» Description of the task:
Examine the data line by line and report how many lines include the word "badge", with no additional output.

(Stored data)
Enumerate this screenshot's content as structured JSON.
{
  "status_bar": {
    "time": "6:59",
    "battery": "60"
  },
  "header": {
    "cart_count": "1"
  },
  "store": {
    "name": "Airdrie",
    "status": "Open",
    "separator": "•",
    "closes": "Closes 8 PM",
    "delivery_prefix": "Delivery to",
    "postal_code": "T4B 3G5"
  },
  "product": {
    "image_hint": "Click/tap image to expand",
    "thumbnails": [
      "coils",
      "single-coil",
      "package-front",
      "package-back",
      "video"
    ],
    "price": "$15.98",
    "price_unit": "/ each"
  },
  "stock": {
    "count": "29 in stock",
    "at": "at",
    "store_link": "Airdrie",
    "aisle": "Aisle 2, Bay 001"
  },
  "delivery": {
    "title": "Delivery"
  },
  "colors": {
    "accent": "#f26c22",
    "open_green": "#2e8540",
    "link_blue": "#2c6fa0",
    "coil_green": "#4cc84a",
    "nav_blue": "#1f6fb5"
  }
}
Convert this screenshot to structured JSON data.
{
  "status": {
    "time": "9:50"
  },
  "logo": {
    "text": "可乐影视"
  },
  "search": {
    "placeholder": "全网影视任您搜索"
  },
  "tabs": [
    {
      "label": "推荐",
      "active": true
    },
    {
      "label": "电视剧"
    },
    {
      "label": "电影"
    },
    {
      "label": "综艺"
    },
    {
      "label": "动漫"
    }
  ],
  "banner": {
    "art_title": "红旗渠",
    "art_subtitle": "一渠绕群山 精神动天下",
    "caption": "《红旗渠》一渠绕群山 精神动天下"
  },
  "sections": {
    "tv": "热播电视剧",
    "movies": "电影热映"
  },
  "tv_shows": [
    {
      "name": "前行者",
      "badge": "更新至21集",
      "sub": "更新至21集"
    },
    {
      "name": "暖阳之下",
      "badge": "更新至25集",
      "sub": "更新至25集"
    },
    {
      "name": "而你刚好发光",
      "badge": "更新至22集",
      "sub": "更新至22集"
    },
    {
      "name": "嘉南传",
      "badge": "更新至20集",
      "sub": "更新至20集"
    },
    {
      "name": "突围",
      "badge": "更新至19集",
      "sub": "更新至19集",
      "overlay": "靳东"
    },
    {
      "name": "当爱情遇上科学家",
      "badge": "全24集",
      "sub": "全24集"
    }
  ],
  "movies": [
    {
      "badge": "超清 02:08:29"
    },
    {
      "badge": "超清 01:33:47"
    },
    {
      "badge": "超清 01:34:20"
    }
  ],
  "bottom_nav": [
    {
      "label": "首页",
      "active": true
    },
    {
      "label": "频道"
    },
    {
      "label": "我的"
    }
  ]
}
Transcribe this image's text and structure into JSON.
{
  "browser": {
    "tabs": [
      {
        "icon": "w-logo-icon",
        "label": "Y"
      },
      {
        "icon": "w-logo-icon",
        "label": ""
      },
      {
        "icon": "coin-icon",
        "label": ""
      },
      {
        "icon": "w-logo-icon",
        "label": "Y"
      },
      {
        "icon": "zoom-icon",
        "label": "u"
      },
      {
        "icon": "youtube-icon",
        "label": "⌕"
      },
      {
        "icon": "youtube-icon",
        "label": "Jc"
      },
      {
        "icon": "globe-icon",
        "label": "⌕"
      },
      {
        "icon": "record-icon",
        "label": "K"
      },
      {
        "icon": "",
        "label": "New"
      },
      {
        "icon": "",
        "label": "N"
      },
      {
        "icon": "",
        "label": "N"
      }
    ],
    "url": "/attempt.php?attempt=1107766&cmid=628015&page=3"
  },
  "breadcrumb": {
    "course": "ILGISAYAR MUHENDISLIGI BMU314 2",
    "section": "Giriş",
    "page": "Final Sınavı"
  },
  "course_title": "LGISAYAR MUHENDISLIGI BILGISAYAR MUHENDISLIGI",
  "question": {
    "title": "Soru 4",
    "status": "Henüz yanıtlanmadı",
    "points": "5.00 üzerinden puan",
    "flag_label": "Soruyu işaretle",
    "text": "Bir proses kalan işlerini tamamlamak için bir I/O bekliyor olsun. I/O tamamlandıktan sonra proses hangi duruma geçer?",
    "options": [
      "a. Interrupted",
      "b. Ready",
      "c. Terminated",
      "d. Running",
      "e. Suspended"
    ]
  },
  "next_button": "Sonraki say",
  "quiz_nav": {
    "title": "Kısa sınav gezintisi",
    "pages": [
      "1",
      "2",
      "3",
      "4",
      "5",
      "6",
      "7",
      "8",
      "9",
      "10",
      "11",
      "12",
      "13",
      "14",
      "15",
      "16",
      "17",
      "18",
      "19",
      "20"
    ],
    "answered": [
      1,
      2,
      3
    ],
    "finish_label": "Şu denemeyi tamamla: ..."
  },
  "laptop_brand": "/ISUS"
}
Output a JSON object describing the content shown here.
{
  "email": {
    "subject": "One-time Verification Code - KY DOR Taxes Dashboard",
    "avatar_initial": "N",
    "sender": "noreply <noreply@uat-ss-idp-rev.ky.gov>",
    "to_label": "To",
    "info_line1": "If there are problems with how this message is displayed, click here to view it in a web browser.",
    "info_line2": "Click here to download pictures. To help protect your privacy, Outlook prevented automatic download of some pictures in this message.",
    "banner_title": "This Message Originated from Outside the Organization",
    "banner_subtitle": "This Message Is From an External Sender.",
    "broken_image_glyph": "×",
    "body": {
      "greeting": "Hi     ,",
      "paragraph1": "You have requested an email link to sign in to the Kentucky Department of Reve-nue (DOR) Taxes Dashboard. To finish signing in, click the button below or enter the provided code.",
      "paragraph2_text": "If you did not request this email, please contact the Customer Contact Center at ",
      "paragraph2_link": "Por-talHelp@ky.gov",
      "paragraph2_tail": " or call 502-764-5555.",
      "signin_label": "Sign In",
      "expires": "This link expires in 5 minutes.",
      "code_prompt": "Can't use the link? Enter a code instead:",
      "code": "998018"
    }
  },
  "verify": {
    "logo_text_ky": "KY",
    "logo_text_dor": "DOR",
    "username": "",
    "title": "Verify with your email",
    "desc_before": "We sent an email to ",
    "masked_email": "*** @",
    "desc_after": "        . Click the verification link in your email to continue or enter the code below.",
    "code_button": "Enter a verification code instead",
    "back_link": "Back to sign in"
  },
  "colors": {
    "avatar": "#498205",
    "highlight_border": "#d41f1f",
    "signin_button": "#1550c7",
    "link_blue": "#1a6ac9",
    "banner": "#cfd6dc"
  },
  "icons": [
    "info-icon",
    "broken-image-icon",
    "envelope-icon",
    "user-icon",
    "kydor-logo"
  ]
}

» Task output:
9